Risk factors for specific upper limb disorders as compared with non-specific upper limb pain: assessing the utility of a structured examination schedule.
Walker-Bone K., Reading I., Coggon D., Cooper C., Palmer KT.

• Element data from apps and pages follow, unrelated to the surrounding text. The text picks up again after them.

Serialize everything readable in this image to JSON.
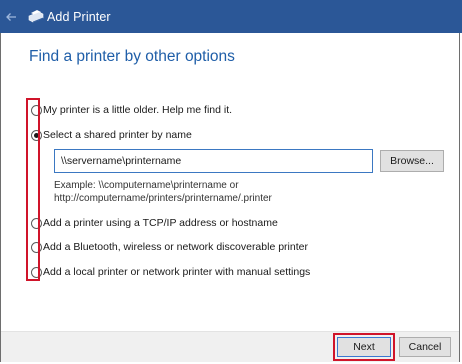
{
  "window": {
    "title": "Add Printer"
  },
  "heading": "Find a printer by other options",
  "options": [
    {
      "label": "My printer is a little older. Help me find it.",
      "checked": false
    },
    {
      "label": "Select a shared printer by name",
      "checked": true
    },
    {
      "label": "Add a printer using a TCP/IP address or hostname",
      "checked": false
    },
    {
      "label": "Add a Bluetooth, wireless or network discoverable printer",
      "checked": false
    },
    {
      "label": "Add a local printer or network printer with manual settings",
      "checked": false
    }
  ],
  "shared_printer": {
    "value": "\\\\servername\\printername",
    "browse_label": "Browse...",
    "example_line1": "Example: \\\\computername\\printername or",
    "example_line2": "http://computername/printers/printername/.printer"
  },
  "footer": {
    "next_label": "Next",
    "cancel_label": "Cancel"
  },
  "colors": {
    "titlebar": "#2b5797",
    "heading": "#1f5ea8",
    "highlight": "#d0142a",
    "input_border": "#3b78c2"
  },
  "icons": {
    "back": "back-arrow-icon",
    "app": "printer-icon"
  }
}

BACKGROUND: Few community-based epidemiological investigations of upper limb disorders (ULDs) have classified cases by validated procedures involving a structured clinical examination. AIM: To compare risk factor profiles for different diagnostic categories of ULD using one such examination scheme. METHODS: A questionnaire about upper limb pain and demographic, occupational and psychosocial risk factors was mailed to 10,264 adults from two English general practices, followed by standardized physical examination in those with arm or neck pain. Logistic regression was used to compare those with specific ULDs and non-specific arm pain with those who had no neck or arm symptoms. RESULTS: There was a 59% response rate. A total of 1,197 subjects with arm or neck pain underwent standardized physical examination and were classified as having one or more of 11 specific ULDs or non-specific regional pain. Among these, 250 subjects with specific ULDs and 176 with only non-specific arm pain were compared with 2,248 subjects who had no neck or arm symptoms. Certain physical risk factors were more strongly associated with specific disorders than with non-specific pain. In comparison with pain-free subjects, the odds ratios (ORs) in keyboard users (>or=1 h versus <1 h/day) were 3.1 (95% CI 1.3, 7.8) for hand-wrist tendonitis but 1.3 (0.8, 2.1) for non-specific hand-wrist pain. Other differential associations were found with age, sex, manual versus non-manual employment and smoking. Unexpectedly, low vitality was similarly associated with both specific disorders and non-specific pain. CONCLUSION: These findings suggest that the schedule may usefully distinguish disorders that differ in their association with physical risk factors.